"You're an editorial cartoonist? Wow, you must really love the current political climate! So much to draw about!"
I can't tell you how many times I've heard this in the past two years. Yes, there is plenty of material, but it often comes out like a fire hose — too much, too quickly (and in many cases already beyond satire).
Patton Oswalt has the best take on this. In his comedy special Annihilation, he explains this feeling of helpless exasperation using a brilliant analogy involving defecation and traditional Mexican headwear. I won't tell you any more for two reasons: He uses words I cannot, and he is infinitely funnier.
This was that kind of week for me. Just when I thought I had a story I could grab hold of, another rushed in. Finally I settled on the ongoing catastrophe that is the current head of the EPA, Scott Pruitt. Again, so much to choose from, but what caught my eye was a story first reported by Politico:
Earlier this year the EPA helped to bury a federal study that would have increased warnings about toxic chemicals found in hundreds of water supplies across the country. That report showed Pruitt's senior aides intervened in the release of the Health and Human Services Department assessment into PFOA and PFOS after the White House warned of a "public relations nightmare."
So here we are again, dealing with poisons in our drinking water — this time chemicals that have either been dumped as waste (as is the case in West Michigan near Grand Rapids) or actively spread as an ingredient in products such as fabric protectors and fire-fighting foams. And the officials in charge see this first as a public relations issue, not a public health issue? Have we learned nothing from the Flint water crisis? Apparently not.

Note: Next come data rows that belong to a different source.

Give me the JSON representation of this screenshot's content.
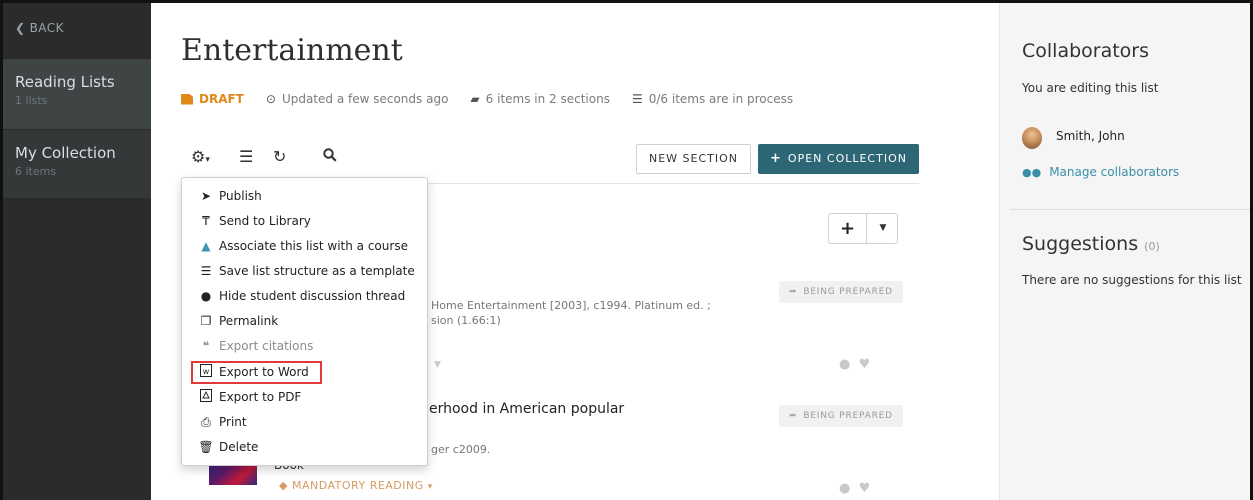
{
  "sidebar": {
    "back_label": "BACK",
    "items": [
      {
        "title": "Reading Lists",
        "subtitle": "1 lists"
      },
      {
        "title": "My Collection",
        "subtitle": "6 items"
      }
    ]
  },
  "main": {
    "title": "Entertainment",
    "meta": {
      "draft_label": "DRAFT",
      "updated": "Updated a few seconds ago",
      "items": "6 items in 2 sections",
      "in_process": "0/6 items are in process"
    },
    "toolbar": {
      "new_section_label": "NEW SECTION",
      "open_collection_label": "OPEN COLLECTION"
    },
    "items": [
      {
        "status": "BEING PREPARED",
        "line1": "Home Entertainment [2003], c1994. Platinum ed. ;",
        "line2": "sion (1.66:1)"
      },
      {
        "status": "BEING PREPARED",
        "title_fragment": "erhood in American popular",
        "line1": "ger c2009.",
        "type_fragment": "Book",
        "tag": "MANDATORY READING"
      }
    ]
  },
  "menu": {
    "items": [
      {
        "label": "Publish",
        "icon": "paper-plane-icon"
      },
      {
        "label": "Send to Library",
        "icon": "pin-icon"
      },
      {
        "label": "Associate this list with a course",
        "icon": "graduation-cap-icon"
      },
      {
        "label": "Save list structure as a template",
        "icon": "list-ordered-icon"
      },
      {
        "label": "Hide student discussion thread",
        "icon": "comments-icon"
      },
      {
        "label": "Permalink",
        "icon": "copy-icon"
      },
      {
        "label": "Export citations",
        "icon": "quote-icon"
      },
      {
        "label": "Export to Word",
        "icon": "word-file-icon"
      },
      {
        "label": "Export to PDF",
        "icon": "pdf-file-icon"
      },
      {
        "label": "Print",
        "icon": "print-icon"
      },
      {
        "label": "Delete",
        "icon": "trash-icon"
      }
    ]
  },
  "right": {
    "collaborators_title": "Collaborators",
    "editing_text": "You are editing this list",
    "collaborator_name": "Smith, John",
    "manage_label": "Manage collaborators",
    "suggestions_title": "Suggestions",
    "suggestions_count": "(0)",
    "suggestions_empty": "There are no suggestions for this list"
  },
  "colors": {
    "sidebar_bg": "#2b2b2b",
    "accent_teal": "#2d6674",
    "draft_orange": "#e0891a",
    "highlight_red": "#e03a3a"
  }
}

John Auchter is a freelance editorial cartoonist. His views are his own and do not necessarily reflect those of Michigan Radio, its management, or its license holder, the University of Michigan.